» **Provided records**:

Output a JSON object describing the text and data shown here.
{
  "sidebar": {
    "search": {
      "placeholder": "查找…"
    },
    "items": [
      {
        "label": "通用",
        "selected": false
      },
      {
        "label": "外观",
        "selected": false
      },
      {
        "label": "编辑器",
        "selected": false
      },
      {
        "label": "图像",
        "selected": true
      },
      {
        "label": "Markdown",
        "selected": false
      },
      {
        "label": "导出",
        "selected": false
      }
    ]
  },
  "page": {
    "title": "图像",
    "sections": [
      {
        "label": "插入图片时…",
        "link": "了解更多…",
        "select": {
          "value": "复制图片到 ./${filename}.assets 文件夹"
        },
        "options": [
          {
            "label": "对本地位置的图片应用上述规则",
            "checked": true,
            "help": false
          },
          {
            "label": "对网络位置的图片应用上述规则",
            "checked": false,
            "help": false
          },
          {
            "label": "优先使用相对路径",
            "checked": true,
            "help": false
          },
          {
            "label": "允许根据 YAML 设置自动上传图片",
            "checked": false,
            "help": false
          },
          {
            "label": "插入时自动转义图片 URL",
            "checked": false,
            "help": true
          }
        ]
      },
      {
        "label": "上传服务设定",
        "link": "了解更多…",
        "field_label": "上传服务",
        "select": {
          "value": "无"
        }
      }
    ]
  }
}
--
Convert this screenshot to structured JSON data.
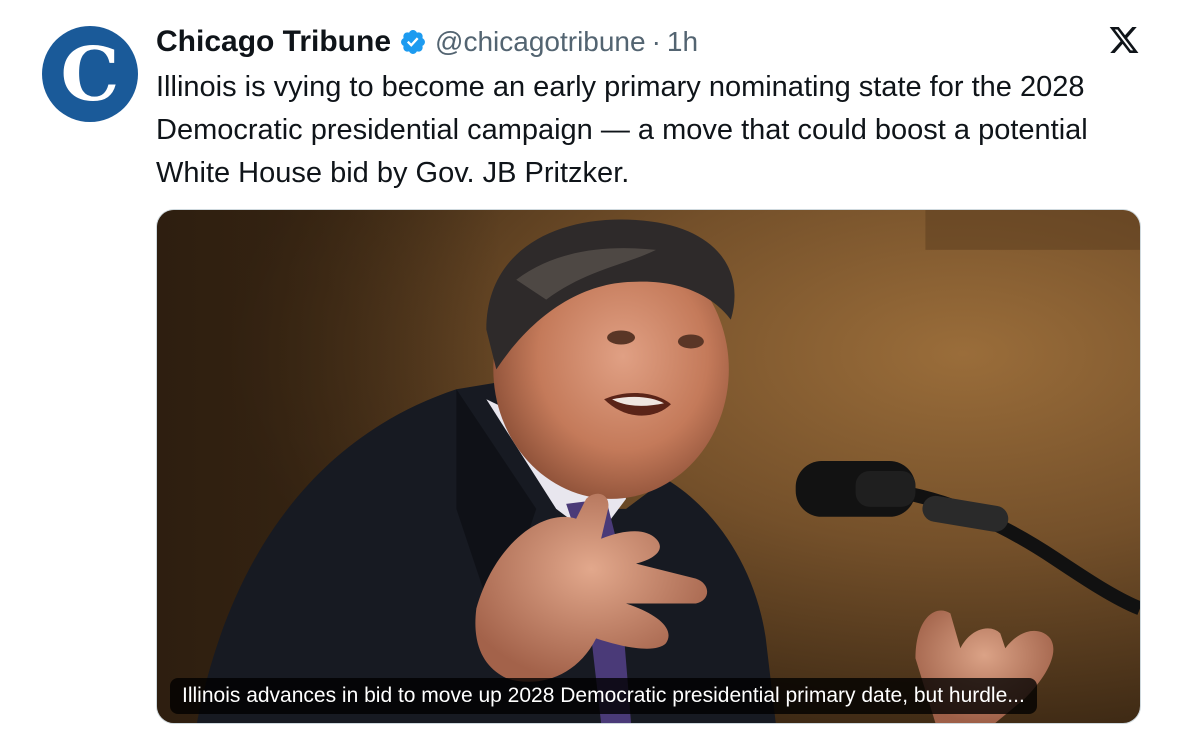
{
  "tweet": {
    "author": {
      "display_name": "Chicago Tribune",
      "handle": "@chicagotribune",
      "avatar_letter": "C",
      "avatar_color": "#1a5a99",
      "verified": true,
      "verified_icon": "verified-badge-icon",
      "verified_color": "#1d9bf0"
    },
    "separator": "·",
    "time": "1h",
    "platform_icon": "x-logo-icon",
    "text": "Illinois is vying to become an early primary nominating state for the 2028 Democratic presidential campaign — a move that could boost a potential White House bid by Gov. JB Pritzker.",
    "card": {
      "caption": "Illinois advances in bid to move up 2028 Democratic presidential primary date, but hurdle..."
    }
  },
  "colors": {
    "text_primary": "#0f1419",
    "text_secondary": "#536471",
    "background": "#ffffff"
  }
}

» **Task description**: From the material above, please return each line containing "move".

» **Solution to this task**:
    "text": "Illinois is vying to become an early primary nominating state for the 2028 Democratic presidential campaign — a move that could boost a potential White House bid by Gov. JB Pritzker.",
      "caption": "Illinois advances in bid to move up 2028 Democratic presidential primary date, but hurdle..."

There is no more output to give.